"He qualifies as a whistleblower; I've always felt that way," Tolman said. "He's the only one who stood up or tried to stand up to Shurtleff when he was doing some things. He was one of the first in the door with the FBI cooperating."
In 2012, Torgensen and other top deputies without Shurtleff's knowledge contacted the Department of Public Safety and asked them to investigate Lawson's role in the office. The investigator, Scott Nesbitt, reported back that there were grounds for criminal charges against Lawson and Shurtleff.

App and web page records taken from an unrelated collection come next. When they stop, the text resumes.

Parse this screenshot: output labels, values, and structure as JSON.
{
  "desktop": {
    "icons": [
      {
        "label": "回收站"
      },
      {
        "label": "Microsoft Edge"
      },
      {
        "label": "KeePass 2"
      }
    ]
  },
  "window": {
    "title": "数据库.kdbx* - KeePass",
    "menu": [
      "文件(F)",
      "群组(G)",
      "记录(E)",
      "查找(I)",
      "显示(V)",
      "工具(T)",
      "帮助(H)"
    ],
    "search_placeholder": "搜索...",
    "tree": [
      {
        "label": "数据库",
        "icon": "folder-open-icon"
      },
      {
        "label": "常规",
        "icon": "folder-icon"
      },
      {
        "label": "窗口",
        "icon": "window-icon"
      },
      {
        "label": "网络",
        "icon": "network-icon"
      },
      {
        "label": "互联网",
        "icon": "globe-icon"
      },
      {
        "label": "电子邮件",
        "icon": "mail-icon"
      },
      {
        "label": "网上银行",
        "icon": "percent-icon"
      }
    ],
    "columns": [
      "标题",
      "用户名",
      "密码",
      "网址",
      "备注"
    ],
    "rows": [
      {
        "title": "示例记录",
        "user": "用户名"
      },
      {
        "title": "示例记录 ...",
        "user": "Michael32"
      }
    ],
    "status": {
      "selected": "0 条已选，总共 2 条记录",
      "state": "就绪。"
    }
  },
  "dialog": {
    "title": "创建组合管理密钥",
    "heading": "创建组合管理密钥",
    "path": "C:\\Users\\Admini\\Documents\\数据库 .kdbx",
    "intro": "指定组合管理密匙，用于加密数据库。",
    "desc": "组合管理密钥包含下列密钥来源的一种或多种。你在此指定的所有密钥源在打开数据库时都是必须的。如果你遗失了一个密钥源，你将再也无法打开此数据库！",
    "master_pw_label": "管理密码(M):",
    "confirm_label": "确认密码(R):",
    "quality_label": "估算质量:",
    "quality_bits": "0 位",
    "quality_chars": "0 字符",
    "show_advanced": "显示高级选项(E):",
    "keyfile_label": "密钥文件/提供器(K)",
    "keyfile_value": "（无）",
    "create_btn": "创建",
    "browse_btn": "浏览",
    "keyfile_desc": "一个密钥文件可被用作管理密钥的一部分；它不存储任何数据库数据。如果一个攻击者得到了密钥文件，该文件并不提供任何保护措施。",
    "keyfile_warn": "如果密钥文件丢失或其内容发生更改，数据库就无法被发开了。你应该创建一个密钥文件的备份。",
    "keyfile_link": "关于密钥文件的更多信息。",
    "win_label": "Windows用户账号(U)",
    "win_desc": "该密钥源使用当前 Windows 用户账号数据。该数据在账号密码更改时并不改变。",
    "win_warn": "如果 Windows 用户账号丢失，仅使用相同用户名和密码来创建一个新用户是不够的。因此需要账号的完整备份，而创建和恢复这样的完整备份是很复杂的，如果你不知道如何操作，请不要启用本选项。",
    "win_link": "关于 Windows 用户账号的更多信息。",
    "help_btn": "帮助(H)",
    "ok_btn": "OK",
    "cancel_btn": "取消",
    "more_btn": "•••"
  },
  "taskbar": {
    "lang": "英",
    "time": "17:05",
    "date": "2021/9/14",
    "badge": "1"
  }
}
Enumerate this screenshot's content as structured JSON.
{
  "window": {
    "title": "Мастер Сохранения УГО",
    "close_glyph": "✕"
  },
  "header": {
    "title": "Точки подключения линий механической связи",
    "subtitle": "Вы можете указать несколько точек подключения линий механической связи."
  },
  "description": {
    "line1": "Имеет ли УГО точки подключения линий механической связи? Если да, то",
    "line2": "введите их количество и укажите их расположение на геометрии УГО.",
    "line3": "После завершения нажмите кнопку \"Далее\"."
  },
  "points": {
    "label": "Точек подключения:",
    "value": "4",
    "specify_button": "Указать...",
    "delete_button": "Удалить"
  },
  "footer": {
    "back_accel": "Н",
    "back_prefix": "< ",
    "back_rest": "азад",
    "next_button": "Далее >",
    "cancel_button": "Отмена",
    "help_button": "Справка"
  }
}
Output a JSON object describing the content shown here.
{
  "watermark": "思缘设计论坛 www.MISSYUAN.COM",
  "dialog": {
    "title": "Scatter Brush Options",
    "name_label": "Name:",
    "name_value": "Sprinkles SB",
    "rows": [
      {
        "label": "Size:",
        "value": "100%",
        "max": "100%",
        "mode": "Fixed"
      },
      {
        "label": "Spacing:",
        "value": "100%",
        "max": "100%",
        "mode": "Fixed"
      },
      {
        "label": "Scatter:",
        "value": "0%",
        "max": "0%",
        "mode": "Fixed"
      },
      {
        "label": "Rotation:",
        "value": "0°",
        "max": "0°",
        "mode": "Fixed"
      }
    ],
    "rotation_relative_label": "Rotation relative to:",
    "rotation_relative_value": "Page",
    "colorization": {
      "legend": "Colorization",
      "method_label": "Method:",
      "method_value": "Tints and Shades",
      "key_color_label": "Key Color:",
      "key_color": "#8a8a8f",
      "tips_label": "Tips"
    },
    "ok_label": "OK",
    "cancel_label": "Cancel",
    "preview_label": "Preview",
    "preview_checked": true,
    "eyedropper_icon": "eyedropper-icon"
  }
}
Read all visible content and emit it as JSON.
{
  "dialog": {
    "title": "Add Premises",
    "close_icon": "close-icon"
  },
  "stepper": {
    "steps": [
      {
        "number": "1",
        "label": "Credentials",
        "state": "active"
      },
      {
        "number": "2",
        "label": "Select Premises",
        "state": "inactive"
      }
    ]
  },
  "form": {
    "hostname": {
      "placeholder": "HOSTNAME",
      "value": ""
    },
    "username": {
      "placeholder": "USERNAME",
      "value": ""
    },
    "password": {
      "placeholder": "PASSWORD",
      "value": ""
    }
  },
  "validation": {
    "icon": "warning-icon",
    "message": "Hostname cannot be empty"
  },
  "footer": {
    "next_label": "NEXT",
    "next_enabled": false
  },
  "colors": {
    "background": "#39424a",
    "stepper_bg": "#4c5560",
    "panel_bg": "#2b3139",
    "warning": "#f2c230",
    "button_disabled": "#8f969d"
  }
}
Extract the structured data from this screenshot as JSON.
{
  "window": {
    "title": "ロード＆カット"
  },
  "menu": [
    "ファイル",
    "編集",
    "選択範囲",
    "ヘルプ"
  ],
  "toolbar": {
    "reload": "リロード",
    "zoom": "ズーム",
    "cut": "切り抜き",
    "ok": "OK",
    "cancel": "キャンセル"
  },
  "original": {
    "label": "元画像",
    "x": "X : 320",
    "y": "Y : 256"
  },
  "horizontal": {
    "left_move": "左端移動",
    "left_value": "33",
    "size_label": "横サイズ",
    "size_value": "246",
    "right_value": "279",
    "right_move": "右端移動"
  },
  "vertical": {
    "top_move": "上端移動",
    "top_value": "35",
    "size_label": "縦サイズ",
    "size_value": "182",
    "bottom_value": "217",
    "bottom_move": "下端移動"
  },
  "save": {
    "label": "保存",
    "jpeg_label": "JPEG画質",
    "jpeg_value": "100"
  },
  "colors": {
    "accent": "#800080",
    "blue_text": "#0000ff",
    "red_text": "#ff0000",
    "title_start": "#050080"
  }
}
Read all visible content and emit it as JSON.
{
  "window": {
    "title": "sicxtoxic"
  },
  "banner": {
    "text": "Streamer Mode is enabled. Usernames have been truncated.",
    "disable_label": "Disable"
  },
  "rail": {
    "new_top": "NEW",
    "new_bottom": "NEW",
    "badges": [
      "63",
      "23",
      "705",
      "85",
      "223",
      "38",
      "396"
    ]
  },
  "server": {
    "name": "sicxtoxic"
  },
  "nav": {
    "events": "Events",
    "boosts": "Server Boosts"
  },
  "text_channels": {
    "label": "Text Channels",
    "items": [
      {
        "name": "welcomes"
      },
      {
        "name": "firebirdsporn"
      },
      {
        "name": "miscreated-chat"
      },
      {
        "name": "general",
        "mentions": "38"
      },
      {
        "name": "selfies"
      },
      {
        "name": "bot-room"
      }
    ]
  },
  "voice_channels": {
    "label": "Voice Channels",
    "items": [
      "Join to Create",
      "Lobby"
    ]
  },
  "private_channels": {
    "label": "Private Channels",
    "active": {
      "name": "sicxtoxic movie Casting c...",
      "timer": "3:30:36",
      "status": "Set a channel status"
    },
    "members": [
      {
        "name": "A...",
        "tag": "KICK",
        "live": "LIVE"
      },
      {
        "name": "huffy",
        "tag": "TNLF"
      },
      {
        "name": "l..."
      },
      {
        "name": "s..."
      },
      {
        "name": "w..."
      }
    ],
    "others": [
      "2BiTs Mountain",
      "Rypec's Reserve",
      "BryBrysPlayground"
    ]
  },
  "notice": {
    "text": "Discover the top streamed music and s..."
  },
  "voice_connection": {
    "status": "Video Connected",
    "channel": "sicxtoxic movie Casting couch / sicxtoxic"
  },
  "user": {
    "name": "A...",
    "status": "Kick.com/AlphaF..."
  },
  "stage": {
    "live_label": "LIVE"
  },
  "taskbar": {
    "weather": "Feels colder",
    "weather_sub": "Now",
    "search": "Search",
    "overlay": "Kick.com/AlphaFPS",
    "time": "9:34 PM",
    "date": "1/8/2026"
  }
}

The case was referred to Davis County Attorney Troy Rawlings.
When multiple felony counts were filed in July 2014 against Shurtleff and Swallow, DPS commissioner Keith Squires said that initial Nesbitt investigation ultimately led to the charges filed against Lawson and the two former attorneys general.
Other emails and text messages uncovered during an internal inquiry requested by Reyes document how Torgensen challenged Shurtleff on trips he took at the expense of businessman Marc Sessions Jenson, who then was free on a plea deal Shurtleff helped negotiate that left Jenson under the direct supervision of the attorney general's office.
The same report, however, found that Torgensen had his secretary delete a series of emails from his work computer in 2012. Torgensen said they were flirtatious emails that he didn't want his wife to find and not anything related in any way to the scandal enveloping Shurtleff and Swallow.
The state auditor questioned Torgensen's documentation for use of a state car. And a search warrant, filed by Nesbitt, alleged that Torgensen refused to turn over a cellphone to investigators who ultimately had to physically wrest it from his hands.
Jeff Herring, former director of human resources for the state, said it's difficult to say if the circumstances around Torgensen's paid leave are unusual.
"I don't think anything about this whole situation has been normal, so I wouldn't say it's abnormal, given the circumstances," Herring said. "With other employees, you don't have things like this that often."